Middle School, High School, College
Multiple Sessions
Students reflect on how the Earthrise photograph instills a sense of awe and wonder towards our planet.
Middle School, High School, College
Multiple Sessions
Students think about the factors that encourage and discourage people to act when they confront suffering or injustice.
High School, College
≤ 1 hour
Students write a letter of thanks and deliver it in person.
PreK/Lower Elementary, Upper Elementary, Middle School, High School
≤ 30 minutes
Students take a mindful walk in nature, noting what they are grateful for, and create a collaborative art piece of their experience.
Upper Elementary
≤ 1 hour
Students express gratitude towards the many people whose efforts have brought them food.
Upper Elementary
Multiple Sessions

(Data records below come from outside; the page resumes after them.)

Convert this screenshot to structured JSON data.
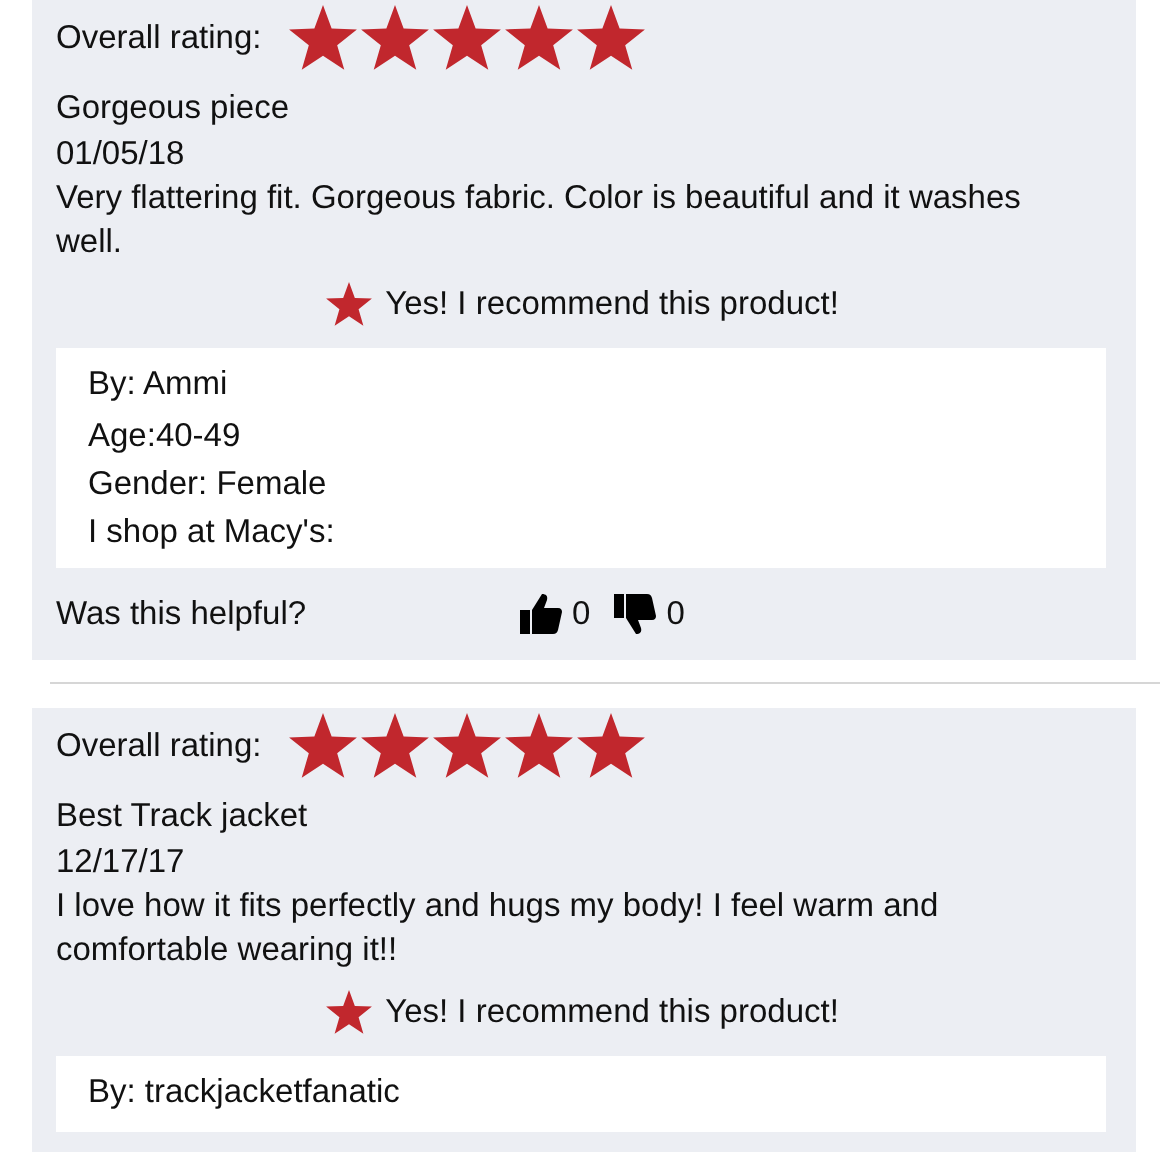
{
  "reviews": [
    {
      "rating_label": "Overall rating:",
      "stars": 5,
      "title": "Gorgeous piece",
      "date": "01/05/18",
      "text": "Very flattering fit. Gorgeous fabric. Color is beautiful and it washes well.",
      "recommended": true,
      "recommend_text": "Yes! I recommend this product!",
      "reviewer": [
        "By: Ammi",
        "Age:40-49",
        "Gender: Female",
        "I shop at Macy's:"
      ],
      "helpful": {
        "label": "Was this helpful?",
        "up": "0",
        "down": "0"
      }
    },
    {
      "rating_label": "Overall rating:",
      "stars": 5,
      "title": "Best Track jacket",
      "date": "12/17/17",
      "text": "I love how it fits perfectly and hugs my body! I feel warm and comfortable wearing it!!",
      "recommended": true,
      "recommend_text": "Yes! I recommend this product!",
      "reviewer": [
        "By: trackjacketfanatic"
      ]
    }
  ]
}
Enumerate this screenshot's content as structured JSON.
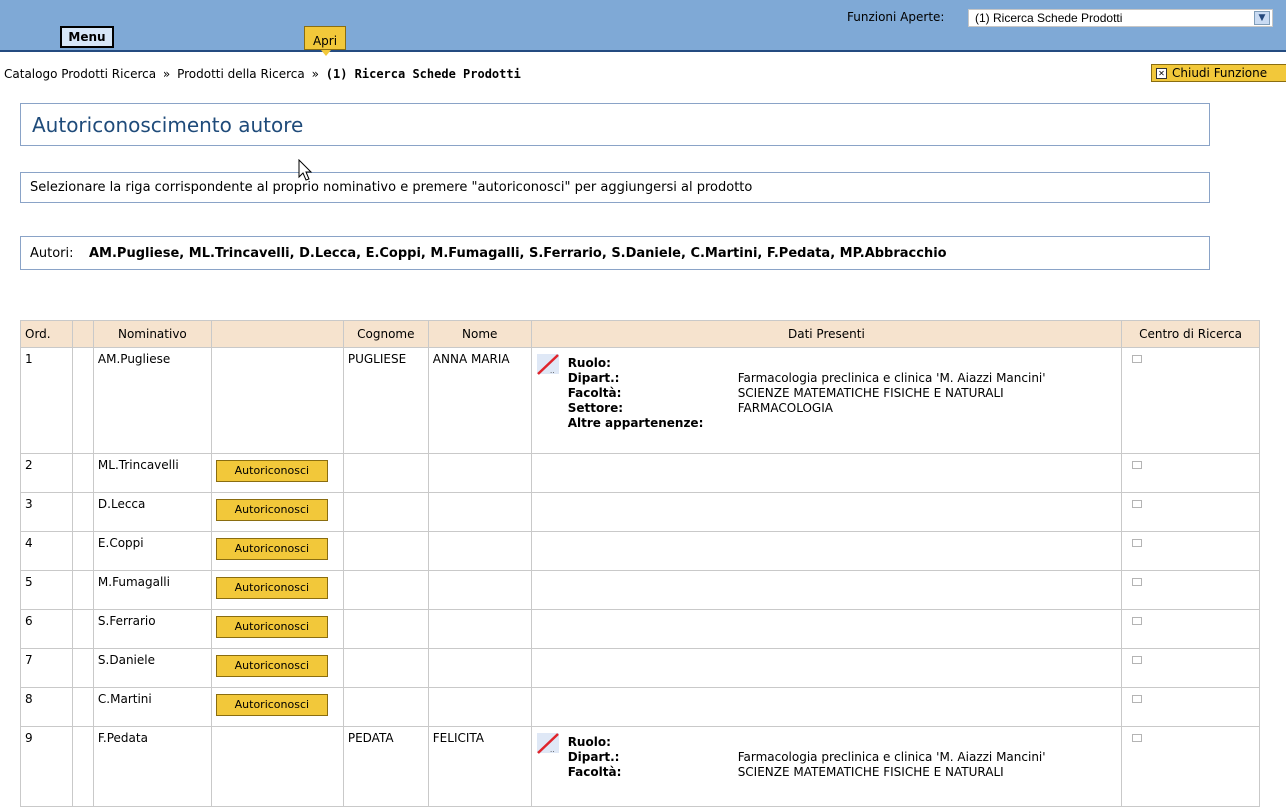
{
  "topbar": {
    "menu_label": "Menu",
    "apri_label": "Apri",
    "funzioni_label": "Funzioni Aperte:",
    "funzioni_selected": "(1) Ricerca Schede Prodotti"
  },
  "breadcrumb": {
    "items": [
      "Catalogo Prodotti Ricerca",
      "Prodotti della Ricerca"
    ],
    "separator": "»",
    "current": "(1) Ricerca Schede Prodotti"
  },
  "chiudi_label": "Chiudi Funzione",
  "page_title": "Autoriconoscimento autore",
  "instructions": "Selezionare la riga corrispondente al proprio nominativo e premere \"autoriconosci\" per aggiungersi al prodotto",
  "autori": {
    "label": "Autori:",
    "list": "AM.Pugliese, ML.Trincavelli, D.Lecca, E.Coppi, M.Fumagalli, S.Ferrario, S.Daniele, C.Martini, F.Pedata, MP.Abbracchio"
  },
  "table": {
    "headers": {
      "ord": "Ord.",
      "nominativo": "Nominativo",
      "action": "",
      "cognome": "Cognome",
      "nome": "Nome",
      "dati": "Dati Presenti",
      "centro": "Centro di Ricerca"
    },
    "button_label": "Autoriconosci",
    "dati_keys": {
      "ruolo": "Ruolo:",
      "dipart": "Dipart.:",
      "facolta": "Facoltà:",
      "settore": "Settore:",
      "altre": "Altre appartenenze:"
    },
    "rows": [
      {
        "ord": "1",
        "nominativo": "AM.Pugliese",
        "cognome": "PUGLIESE",
        "nome": "ANNA MARIA",
        "ruolo": "",
        "dipart": "Farmacologia preclinica e clinica 'M. Aiazzi Mancini'",
        "facolta": "SCIENZE MATEMATICHE FISICHE E NATURALI",
        "settore": "FARMACOLOGIA",
        "altre": ""
      },
      {
        "ord": "2",
        "nominativo": "ML.Trincavelli"
      },
      {
        "ord": "3",
        "nominativo": "D.Lecca"
      },
      {
        "ord": "4",
        "nominativo": "E.Coppi"
      },
      {
        "ord": "5",
        "nominativo": "M.Fumagalli"
      },
      {
        "ord": "6",
        "nominativo": "S.Ferrario"
      },
      {
        "ord": "7",
        "nominativo": "S.Daniele"
      },
      {
        "ord": "8",
        "nominativo": "C.Martini"
      },
      {
        "ord": "9",
        "nominativo": "F.Pedata",
        "cognome": "PEDATA",
        "nome": "FELICITA",
        "ruolo": "",
        "dipart": "Farmacologia preclinica e clinica 'M. Aiazzi Mancini'",
        "facolta": "SCIENZE MATEMATICHE FISICHE E NATURALI"
      }
    ]
  },
  "colors": {
    "topbar_bg": "#7fa9d6",
    "button_yellow": "#f2c83a",
    "header_bg": "#f6e3ce",
    "title_blue": "#1f4b7a"
  },
  "icons": [
    "chevron-down-icon",
    "close-box-icon",
    "edit-pencil-icon",
    "checkbox-icon",
    "mouse-cursor-icon"
  ]
}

Students hear and share inspiring stories compassionate risk-takers and then develop their own service project.
Middle School, High School, College, Adult
Multiple Sessions
Students describe their ideal world and how they might contribute to creating that world. (Purpose Challenge Practice #2)
Middle School, High School, College
≤ 30 minutes
Students explore how our beliefs about differences influence the ways in which we see and choose to interact with each other.
High School
≤ 1 hour
Students use dance to learn about the world and celebrate diversity.
PreK/Lower Elementary, Upper Elementary, Middle School, High School
≤ 30 minutes
Through stories, discussion, and creative presentations about true heroes, students foster their compassion for others and see brave community involvement as an admirable, heroic way of life.
PreK/Lower Elementary, Upper Elementary, Middle School, High School
Multiple Sessions
“Never doubt that a small group of thoughtful, committed citizens can change the world; indeed, it’s the only thing that ever has.”
–Margaret Mead